There was a special homecoming ceremony Oct. 27 at Fort Belvoir. It wasn't held on the parade field with large crowds cheering; instead, it was held at Barden Education Center on post.
That was a fitting setting for this small group of elite soldiers. In their case, knowledge is the most vital weapon in their arsenal.
They are the soldiers of the 737th Ordnance Company (EOD), Explosive Ordinance Disposal. In other words, the bomb squad.
Only a dozen strong, they had just spent six months in Iraq where they performed a variety of missions including disposal of unexploded ordnance, disposal of weapons caches, disposal of improvised explosive devices (IED), and inspection of vehicles for explosives. Any of these tasks, accompanied by one minor slip, could lead to death.
"Here we have 12 soldiers that went over and did an incredible job. These soldiers now have seven Bronze Stars and two Purple Hearts," Col. Thomas W. Williams, Garrison Commander, Fort Belvoir, said in welcoming them back.
"Six months ago these soldiers left here. In that time they have performed 480 missions. IED's have killed more soldiers than anything else in either Iraq or Afghanistan," William said.
"We are thankful no one died in your ranks. And. we are also thankful for the families of the soldiers of the 737th," he said. "The last six months have been among the most trying of their lives."
SIX MONTHS AGO, the unit was assigned to provide general support to the 1st Armored Division in Iraq. Later, they were assigned to the 30th Heavy Separate Brigade, North Carolina National Guard, part of the 1st Infantry Division. Of those 480 mission, more than 100 included disarming IEDs.
One of those who received the Purple Heart was Sgt. Jeffrey S. Waldbillig. "We had gone out to the site to take care of the devices. We were heading back to base when we came under fire," he said.
"I was traveling in the middle of the convoy. I was driving and ended up getting a piece of shrapnel in my hand. It happened in the blink of an eye. But, our training really did kick in," Waldbillig said.
Waldbillig has been in this special unit for six years. Prior to that he was in the infantry for four years. "We have bomb squad type training, but we have to be knowledgeable with all type of ordnance from all over the world."
Faces of family members looked relieved as they assembled in the Education Center. "I'm ecstatic that their back," Julie Williams, wife of Staff Sgt. Darrell G. Williams, said. He was holding their 5-month--old son for the first time. "I'm excited and he's very friendly," Williams said of his son Collin on their initial encounter.
Julie Williams' assessment was buttressed by Olga Nieves, wife of Staff Sgt. Orlando Nieves, Jr. "I'm really relieved and excited. We are going to Six Flags in New Jersey this weekend," she said. The Nieves have two children, ages four and one.

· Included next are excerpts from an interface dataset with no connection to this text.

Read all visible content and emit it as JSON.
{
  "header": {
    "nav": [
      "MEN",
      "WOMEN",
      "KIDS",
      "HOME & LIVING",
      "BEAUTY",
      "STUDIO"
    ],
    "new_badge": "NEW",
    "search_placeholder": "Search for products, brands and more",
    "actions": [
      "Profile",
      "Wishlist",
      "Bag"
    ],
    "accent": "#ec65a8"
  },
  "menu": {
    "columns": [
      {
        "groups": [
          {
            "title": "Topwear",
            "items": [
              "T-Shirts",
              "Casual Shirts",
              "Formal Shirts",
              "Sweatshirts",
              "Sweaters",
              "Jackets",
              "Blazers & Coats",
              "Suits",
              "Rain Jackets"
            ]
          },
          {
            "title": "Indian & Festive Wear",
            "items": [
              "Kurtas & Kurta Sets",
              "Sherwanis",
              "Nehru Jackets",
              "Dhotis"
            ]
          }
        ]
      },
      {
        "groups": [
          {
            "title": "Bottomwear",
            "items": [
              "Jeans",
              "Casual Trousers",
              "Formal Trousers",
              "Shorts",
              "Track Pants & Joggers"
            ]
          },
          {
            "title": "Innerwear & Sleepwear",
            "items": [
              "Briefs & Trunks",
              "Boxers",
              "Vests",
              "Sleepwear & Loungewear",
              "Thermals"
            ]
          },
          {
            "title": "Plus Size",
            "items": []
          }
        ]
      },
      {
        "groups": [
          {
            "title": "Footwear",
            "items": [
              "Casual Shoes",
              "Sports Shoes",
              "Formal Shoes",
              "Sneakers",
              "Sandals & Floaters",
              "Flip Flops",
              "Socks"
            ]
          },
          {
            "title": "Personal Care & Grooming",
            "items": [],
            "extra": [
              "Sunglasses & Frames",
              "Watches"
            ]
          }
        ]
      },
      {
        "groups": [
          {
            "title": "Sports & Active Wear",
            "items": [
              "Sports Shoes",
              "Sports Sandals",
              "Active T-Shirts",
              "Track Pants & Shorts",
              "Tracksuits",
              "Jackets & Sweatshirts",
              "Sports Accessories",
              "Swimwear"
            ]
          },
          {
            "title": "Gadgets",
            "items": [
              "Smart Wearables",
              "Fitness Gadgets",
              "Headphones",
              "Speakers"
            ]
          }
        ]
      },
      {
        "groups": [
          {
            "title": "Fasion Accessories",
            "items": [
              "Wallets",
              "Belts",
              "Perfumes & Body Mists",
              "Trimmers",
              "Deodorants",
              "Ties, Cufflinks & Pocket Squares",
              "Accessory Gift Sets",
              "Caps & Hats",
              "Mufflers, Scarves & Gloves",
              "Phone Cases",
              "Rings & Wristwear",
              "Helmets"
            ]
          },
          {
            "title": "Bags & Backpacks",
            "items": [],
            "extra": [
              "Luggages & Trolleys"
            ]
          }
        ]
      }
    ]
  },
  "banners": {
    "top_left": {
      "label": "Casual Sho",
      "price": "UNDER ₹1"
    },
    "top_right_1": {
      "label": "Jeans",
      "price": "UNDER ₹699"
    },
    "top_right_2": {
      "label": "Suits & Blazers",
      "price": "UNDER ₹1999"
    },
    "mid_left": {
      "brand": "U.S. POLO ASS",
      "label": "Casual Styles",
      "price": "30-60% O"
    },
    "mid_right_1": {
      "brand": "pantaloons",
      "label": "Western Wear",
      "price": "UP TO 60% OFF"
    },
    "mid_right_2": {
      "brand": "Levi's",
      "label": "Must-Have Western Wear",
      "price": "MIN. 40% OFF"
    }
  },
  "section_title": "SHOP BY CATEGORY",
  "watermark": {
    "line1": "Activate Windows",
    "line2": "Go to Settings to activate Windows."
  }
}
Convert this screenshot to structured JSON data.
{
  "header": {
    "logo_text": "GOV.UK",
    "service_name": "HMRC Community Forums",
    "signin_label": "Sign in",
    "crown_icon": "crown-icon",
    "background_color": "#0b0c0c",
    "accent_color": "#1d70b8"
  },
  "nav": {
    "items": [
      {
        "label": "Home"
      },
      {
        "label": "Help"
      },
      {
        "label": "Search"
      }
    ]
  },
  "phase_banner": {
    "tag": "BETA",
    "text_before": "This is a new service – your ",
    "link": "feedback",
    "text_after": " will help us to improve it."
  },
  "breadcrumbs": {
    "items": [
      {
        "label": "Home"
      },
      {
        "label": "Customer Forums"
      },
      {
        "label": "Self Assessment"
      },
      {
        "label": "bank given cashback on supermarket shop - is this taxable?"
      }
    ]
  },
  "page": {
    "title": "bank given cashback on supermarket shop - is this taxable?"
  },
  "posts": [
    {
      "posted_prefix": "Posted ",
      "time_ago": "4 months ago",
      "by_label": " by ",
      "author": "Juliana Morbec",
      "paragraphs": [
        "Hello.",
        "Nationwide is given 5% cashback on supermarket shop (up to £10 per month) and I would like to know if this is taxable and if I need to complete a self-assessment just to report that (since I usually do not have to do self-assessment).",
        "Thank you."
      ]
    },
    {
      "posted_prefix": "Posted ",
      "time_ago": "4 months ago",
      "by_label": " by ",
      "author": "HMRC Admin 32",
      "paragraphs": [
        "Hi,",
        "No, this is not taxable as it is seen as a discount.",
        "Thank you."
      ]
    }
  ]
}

In relating some of the unit's experiences, Sergeant First Class William R. Barrell said, "The insurgents are coming from all over the Islamic world to fight us. But there is a big difference as to what is actually happening on the ground and what's being reported. We're actually making a lot of progress."
ORIGINALLY ACTIVATED in March 1944, the unit was reorganized in 1954. They came to Fort Belvoir in 1960 and were redesignated the 737th when they were assigned to serve in Kosovo. They returned from Iraq to their home base Oct. 23.
The unit's mission at Fort Belvoir is to provide explosive ordnance disposal support to military installations, operations and exercises, as well as to civilian and federal authorities, in Virginia and the District of Columbia, on a 24/7 basis. They also support the U.S. Secret Service, Department of State, and Department of Defense in providing security for presidential, vice presidential and foreign dignitaries, according to the Belvoir Public Affairs Office.
"All around us on this post are testaments to the war that's going on. These are our heroes, right here. The reason is nobody told them to sign up. These soldiers are all volunteers in the best Army in the world. And, that is why we can not lose this war of terrorism," Williams said.
"It's a great honor for me to put these medals on these men. Because, I owe these soldiers." William said. "We must be successful in the mission of these soldiers."
Those who received the Bronze Star were Capt. Edward Dennis, commanding officer of the unit, SFC Trevor A. Peterson, Sgt. Joseph E. Brunette, SFC William R. Barrell, SSG John T. Orleans, SSG Darrell G. Williams, and Sgt. Jeffrey S. Waldbillig. SSG Edward K. Adams was the other recipient of the Purple Heart along with Waldbillig.
SSG Paul O. Brahmer, Sgt Orlando Nieves, Jr., and SPC Terry V. Clinton received the Army Commendation Medal for Meritorious Service during combat operations. Awards for Adams and SSG Micah D. Long are pending.
In acknowledging the praise and awards bestowed upon the unit, Capt. Dennis said, "Everybody in this unit stepped up to the task. We performed the high risk searches and everyone in the unit endured the hardships. We are glad to be home."